Women were randomized to anastrozole 1 mg orally once daily vs. placebo. All women had at least 1 risk factor for breast cancer, including a first-degree relative with breast cancer, at least 2 second-degree relatives with breast cancer, at least 2 first- or second-degree relatives with ovarian cancer, prior atypical ductal or lobular hyperplasia in benign lesion, lobular carcinoma in situ, or prior estrogen receptor-positive ductal carcinoma in situ within previous 6 months and completion of adequate local treatment. At baseline, 47% of women were receiving hormone replacement therapy. All women had mammograms at least once every 2 years during median 5 years of follow-up. The 5-year adherence rate was 70% overall, and slightly lower with anastrozole vs. placebo (68% vs. 72%, p = 0.0047).

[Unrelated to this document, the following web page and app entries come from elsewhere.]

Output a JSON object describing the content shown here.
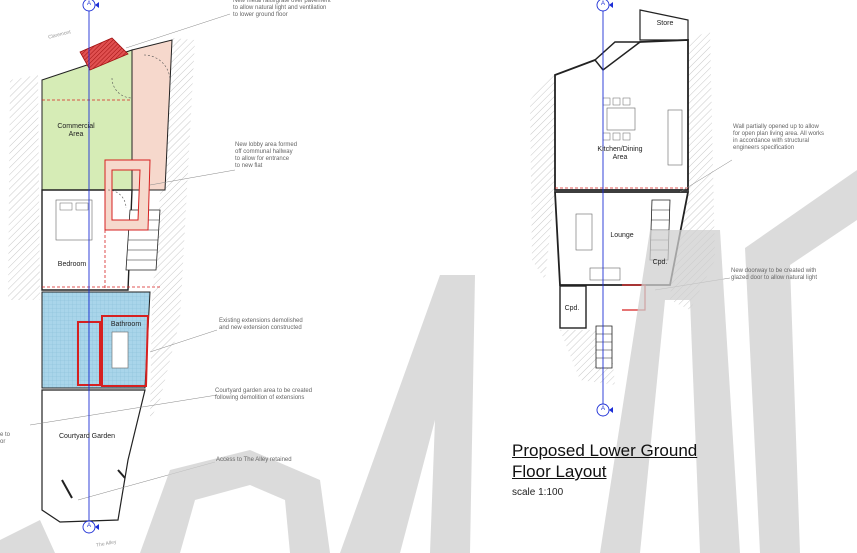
{
  "drawing": {
    "title_line1": "Proposed Lower Ground",
    "title_line2": "Floor Layout",
    "scale": "scale 1:100",
    "section_marker": "A",
    "watermark": "DRAFT"
  },
  "left_plan": {
    "street_label": "Claremont",
    "alley_label": "The Alley",
    "rooms": {
      "commercial": "Commercial\nArea",
      "bedroom": "Bedroom",
      "bathroom": "Bathroom",
      "courtyard": "Courtyard Garden"
    },
    "annotations": {
      "railings": "New metal rails/grate over pavement\nto allow natural light and ventilation\nto lower ground floor",
      "lobby": "New lobby area formed\noff communal hallway\nto allow for entrance\nto new flat",
      "extensions": "Existing extensions demolished\nand new extension constructed",
      "courtyard_note": "Courtyard garden area to be created\nfollowing demolition of extensions",
      "alley_access": "Access to The Alley retained",
      "cut_left": "e to\nor"
    }
  },
  "right_plan": {
    "rooms": {
      "store": "Store",
      "kitchen": "Kitchen/Dining\nArea",
      "lounge": "Lounge",
      "cupboard_right": "Cpd.",
      "cupboard_left": "Cpd."
    },
    "annotations": {
      "wall": "Wall partially opened up to allow\nfor open plan living area. All works\nin accordance with structural\nengineers specification",
      "doorway": "New doorway to be created with\nglazed door to allow natural light"
    }
  },
  "colors": {
    "line": "#222222",
    "section_line": "#1d2fd6",
    "new_wall": "#d62020",
    "commercial_fill": "#d6ecb6",
    "lobby_fill": "#f6d8cc",
    "bathroom_fill": "#a9d5ea",
    "hatch": "#bbbbbb"
  }
}
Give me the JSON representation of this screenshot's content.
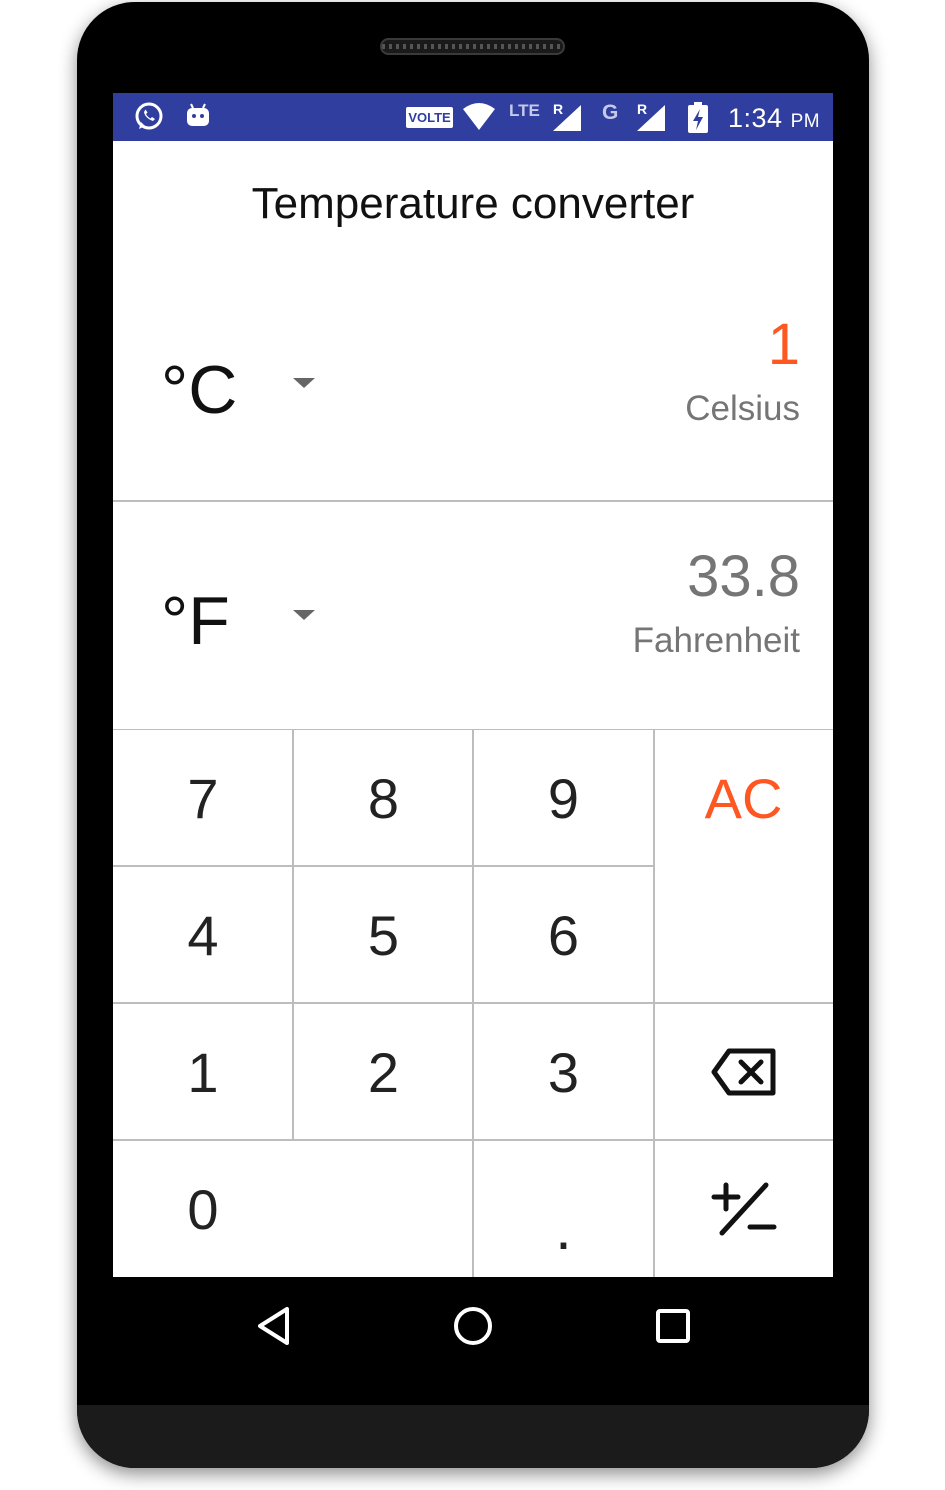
{
  "status_bar": {
    "time": "1:34",
    "ampm": "PM",
    "volte": "VOLTE",
    "network_lte": "LTE",
    "network_g": "G",
    "roaming_1": "R",
    "roaming_2": "R"
  },
  "app": {
    "title": "Temperature converter"
  },
  "input": {
    "unit_symbol": "°C",
    "value": "1",
    "unit_name": "Celsius"
  },
  "output": {
    "unit_symbol": "°F",
    "value": "33.8",
    "unit_name": "Fahrenheit"
  },
  "keypad": {
    "k7": "7",
    "k8": "8",
    "k9": "9",
    "clear": "AC",
    "k4": "4",
    "k5": "5",
    "k6": "6",
    "k1": "1",
    "k2": "2",
    "k3": "3",
    "k0": "0",
    "dot": ".",
    "backspace_icon": "backspace-icon",
    "plus_minus_icon": "plus-minus-icon"
  },
  "colors": {
    "status_bar": "#303f9f",
    "accent": "#ff5722",
    "divider": "#bdbdbd",
    "secondary_text": "#757575"
  }
}
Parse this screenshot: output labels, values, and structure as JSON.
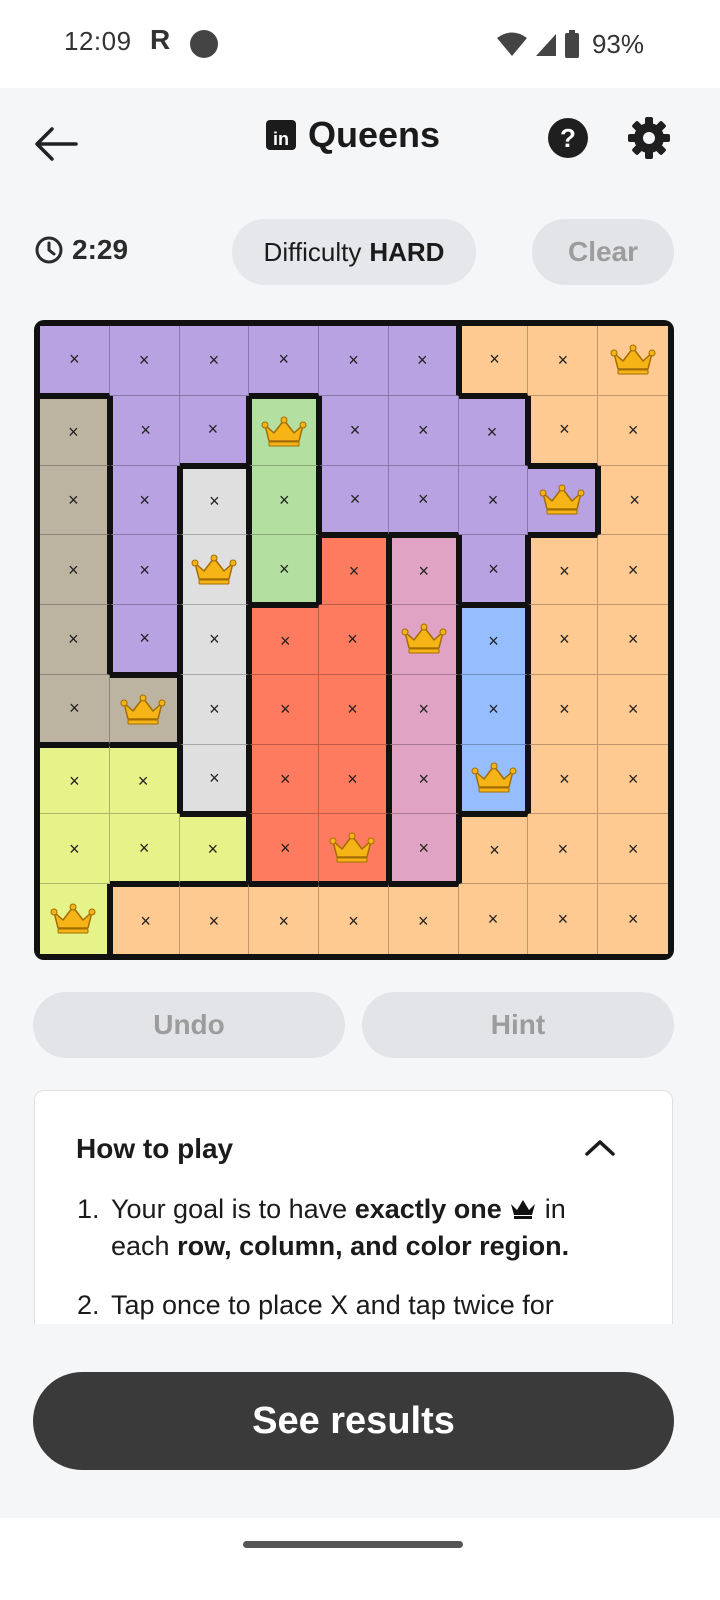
{
  "status_bar": {
    "time": "12:09",
    "carrier_badge": "R",
    "battery": "93%"
  },
  "header": {
    "title": "Queens",
    "logo_text": "in",
    "back_icon": "arrow-left-icon",
    "help_label": "?",
    "settings_icon": "gear-icon"
  },
  "controls": {
    "timer": "2:29",
    "difficulty_label": "Difficulty",
    "difficulty_value": "HARD",
    "clear_label": "Clear"
  },
  "board": {
    "size": 9,
    "colors": {
      "P": "#b9a2e1",
      "O": "#ffc992",
      "T": "#bcb3a0",
      "G": "#b3dfa0",
      "W": "#dfdfdf",
      "R": "#ff7b60",
      "K": "#e0a3c3",
      "B": "#96beff",
      "Y": "#e6f388"
    },
    "regions": [
      [
        "P",
        "P",
        "P",
        "P",
        "P",
        "P",
        "O",
        "O",
        "O"
      ],
      [
        "T",
        "P",
        "P",
        "G",
        "P",
        "P",
        "P",
        "O",
        "O"
      ],
      [
        "T",
        "P",
        "W",
        "G",
        "P",
        "P",
        "P",
        "P",
        "O"
      ],
      [
        "T",
        "P",
        "W",
        "G",
        "R",
        "K",
        "P",
        "O",
        "O"
      ],
      [
        "T",
        "P",
        "W",
        "R",
        "R",
        "K",
        "B",
        "O",
        "O"
      ],
      [
        "T",
        "T",
        "W",
        "R",
        "R",
        "K",
        "B",
        "O",
        "O"
      ],
      [
        "Y",
        "Y",
        "W",
        "R",
        "R",
        "K",
        "B",
        "O",
        "O"
      ],
      [
        "Y",
        "Y",
        "Y",
        "R",
        "R",
        "K",
        "O",
        "O",
        "O"
      ],
      [
        "Y",
        "O",
        "O",
        "O",
        "O",
        "O",
        "O",
        "O",
        "O"
      ]
    ],
    "marks": [
      [
        "x",
        "x",
        "x",
        "x",
        "x",
        "x",
        "x",
        "x",
        "Q"
      ],
      [
        "x",
        "x",
        "x",
        "Q",
        "x",
        "x",
        "x",
        "x",
        "x"
      ],
      [
        "x",
        "x",
        "x",
        "x",
        "x",
        "x",
        "x",
        "Q",
        "x"
      ],
      [
        "x",
        "x",
        "Q",
        "x",
        "x",
        "x",
        "x",
        "x",
        "x"
      ],
      [
        "x",
        "x",
        "x",
        "x",
        "x",
        "Q",
        "x",
        "x",
        "x"
      ],
      [
        "x",
        "Q",
        "x",
        "x",
        "x",
        "x",
        "x",
        "x",
        "x"
      ],
      [
        "x",
        "x",
        "x",
        "x",
        "x",
        "x",
        "Q",
        "x",
        "x"
      ],
      [
        "x",
        "x",
        "x",
        "x",
        "Q",
        "x",
        "x",
        "x",
        "x"
      ],
      [
        "Q",
        "x",
        "x",
        "x",
        "x",
        "x",
        "x",
        "x",
        "x"
      ]
    ],
    "x_symbol": "×"
  },
  "actions": {
    "undo_label": "Undo",
    "hint_label": "Hint"
  },
  "how_to_play": {
    "title": "How to play",
    "rule1_num": "1.",
    "rule1_pre": "Your goal is to have",
    "rule1_bold": "exactly one",
    "rule1_post": "in",
    "rule1_line2_pre": "each",
    "rule1_line2_bold": "row, column, and color region.",
    "rule2_num": "2.",
    "rule2_text": "Tap once to place X and tap twice for"
  },
  "see_results_label": "See results"
}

The incidence of breast cancer (either invasive cancer or noninvasive ductal carcinoma in situ) was 2% with anastrozole vs. 4% with placebo (p < 0.0001, NNT 50). Similarly, anastrozole was associated with a lower rate of invasive estrogen receptor-positive cancer (1% vs. 2%, p = 0.001, NNT 100), and ductal carcinoma in situ in (0.3% vs. 1%, p = 0.009, NNT 143), but there were no differences in invasive estrogen receptor-negative cancer (1% in each group) or mortality (1% in each group). The rate of non-breast cancer was 2% with anastrozole vs. 4% with placebo (p = 0.005, NNT 50). Hot flushes or night sweats occurred in 57% with anastrozole vs. 49% with placebo (p< 0.0001, NNH 12). Treatment discontinuation due to adverse events occurred in 20% with anastrozole vs. 15% with placebo (no p value reported).

This trial demonstrates that anastrozole is associated with modest reductions in the incidence of breast cancer among high-risk postmenopausal women. These results add another option in addition to selective estrogen receptor modulators tamoxifen and raloxifene and the aromatase inhibitor exemestane for prevention of breast cancer. However, none of these trials have yet shown a benefit for preventative therapy in breast-cancer related mortality or all-cause mortality. In light of this, the decision to offer such therapies for reducing the incidence of breast cancer in high-risk postmenopausal women must be carefully balanced by the potential for increased adverse events.

For more information see the Chemoprevention of breast cancer topic in DynaMed.

Earn CME Credit for reading this e-Newsletter. For more information on this educational activity, see the CME sidebar.

DynaMed Events
May 3-7, 2014

Deputy Editor Thomas Hilts, DO, will be attending the Society of Teachers of Family Medicine (STFM) 47th Annual Spring Conference, held at the Grand Hyatt San Antonio Riverwalk in San Antonio, Texas. Representatives will be available to discuss peer review, mobile access, and free trial information.

Visit the Society of Teachers of Family Medicine website to learn more about the event and for registration information.

If you would like to meet with a DynaMed representative at any of our conferences, please contact us at DynaMedCommunity@ebscohost.com.

KidsCareEverywhere Blogging from Vietnam

EBSCO Information Services along with PEMSoft and DynaMed are proud sponsors of KidsCareEverywhere. KidsCareEverywhere is a public charity dedicated to transforming pediatric care in under-resourced communities by donating state-of-the-art medical software to public hospitals and training physicians and medical providers in software utilization.

Read about an ongoing initiative in Vietnam at KidsCareEverywhere

Call for Peer Reviews

We are currently seeking subspecialty reviewers for our Patient Education Resource Center (PERC). PERC provides fact sheets and discharge instructions for patients leaving the hospital or emergency room. These hand-outs fulfill the meaningful use requirements for the Medicare & Medicare Services Incentive Programs.

Click here to speak with us about becoming a peer reviewer.

DynaMed Careers

Looking for a change? The DynaMed editorial team is expanding and looking for talented and driven individuals. Visit the links below to learn about these exciting opportunities.

Deputy Editor of Oncology
Section Editor of Specialty Content

Learn more about DynaMed Contribution Opportunities

DynaMed Peer Review
Editorial Policies for Reviewers
Education for Clinicians in Training